It’s Monday and if that brings a groan to your lips; we empathize. But don’t worry! We’ve still got some great material from around the UX web to put a spring back into your step and to help you start the week flying on enthusiasm:
The Senior Designer
Barbara Beskind is a one of a kind. She’s a serious designer and she’s 90 years old! She’s Silicon Valley’s link between the youthful designers and the increasingly tech-savvy senior market place:
“In Silicon Valley's youth-obsessed culture, 40-year-olds get plastic surgery to fit in. But IDEO, the firm that famously developed the first mouse for Apple, has a 90-year-old designer on staff.
Barbara Beskind says her age is an advantage.
"Everybody who ages is going to be their own problem-solver," she says. And designers are problem-solvers. Beskind speaks while sitting on a couch at the open office space of IDEO in San Francisco. She commutes to the office once a week from a community for older adults where falling is a problem.”
3 Common UX Blunders and How to Avoid Them
Bruno Skvorc writing at Sitepoint examines three incredibly common UX blunders and gives his tips on how to avoid falling into these traps. This is a great piece full of practical and valuable advice for all UX designers:
“A while back, I tried to sign up for Venmo, a service that promises to simplify online payments between individuals. I say tried because it turned out Venmo was US-only. This limitation, however, revealed some critical UX flaws I’ve seen in other websites before. All three flaws I’ll discuss in this post are incredibly easy to fix, and as such I’m often surprised at how long some companies take to fix them. Let’s go through them one by one.”
Fancy a little history lesson? This piece from Envato is a great summary of what’s been happening in Web Design from all the way back in 1996 right up to the present day. It’s a chance to learn from past masters and see how the future is developing all at the same time:
“It seems almost crazy. I began my journey as a web designer in 1996, working for my local newspaper. If my math is right, then I’m entering my twentieth year. More than half of my life has been spent working on the web.
As such, I thought it might be interesting to take a look back at how the web worked (or didn’t) back then and compare it to some of the challenges we face today.
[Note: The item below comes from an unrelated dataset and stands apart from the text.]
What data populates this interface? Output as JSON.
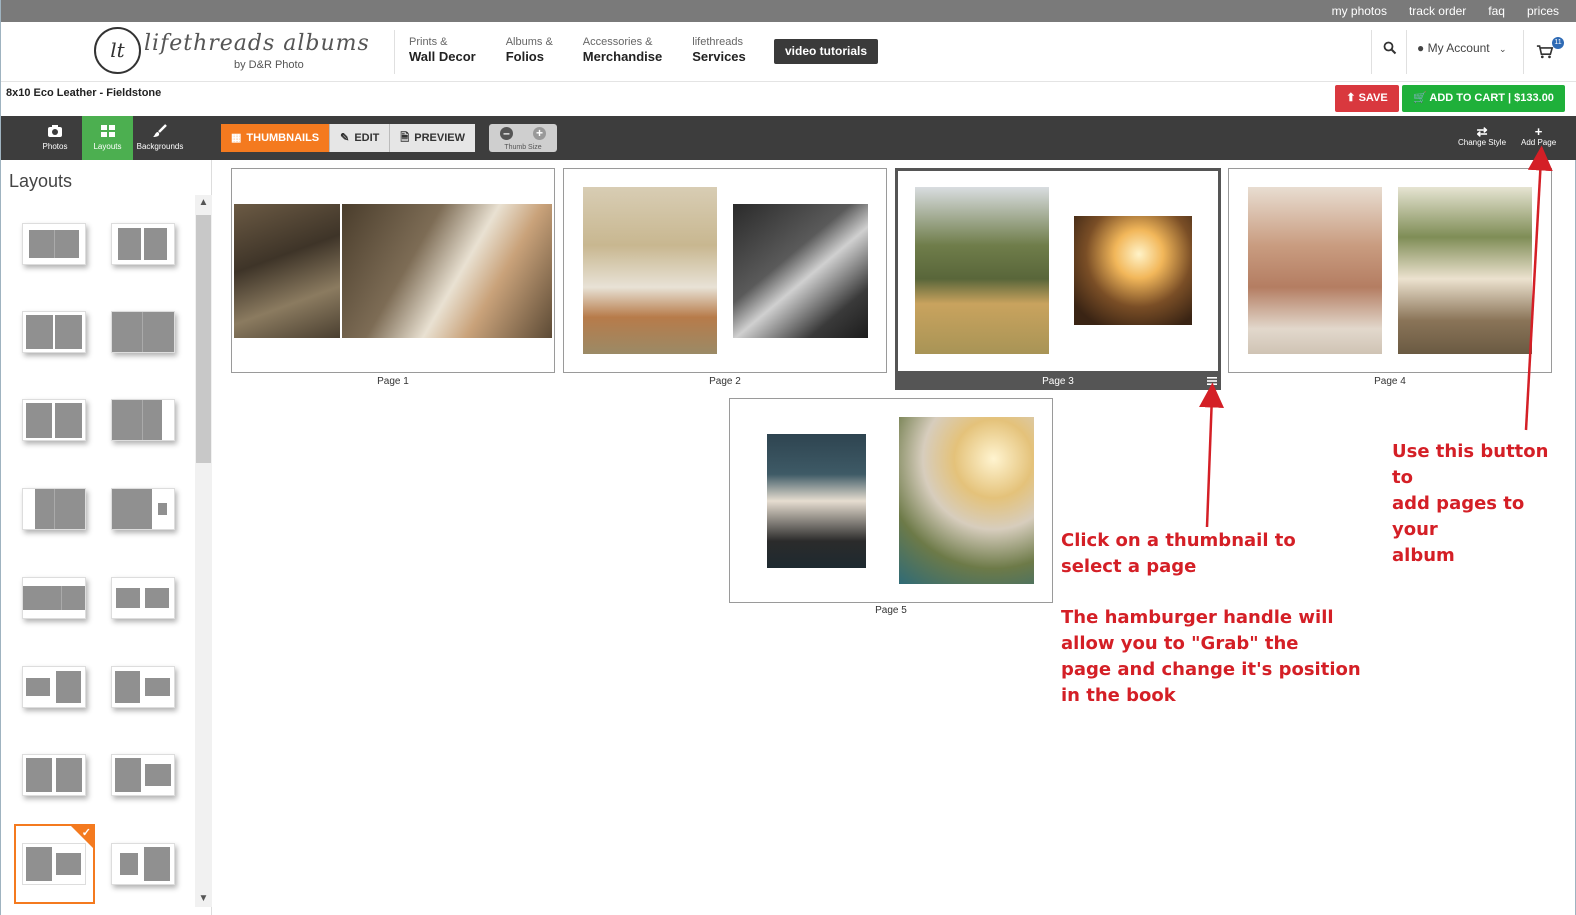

The question I have is, does history repeat itself on the web?”
WD Explorer (link to image)
Site Point (link to image)
NPR (link to image)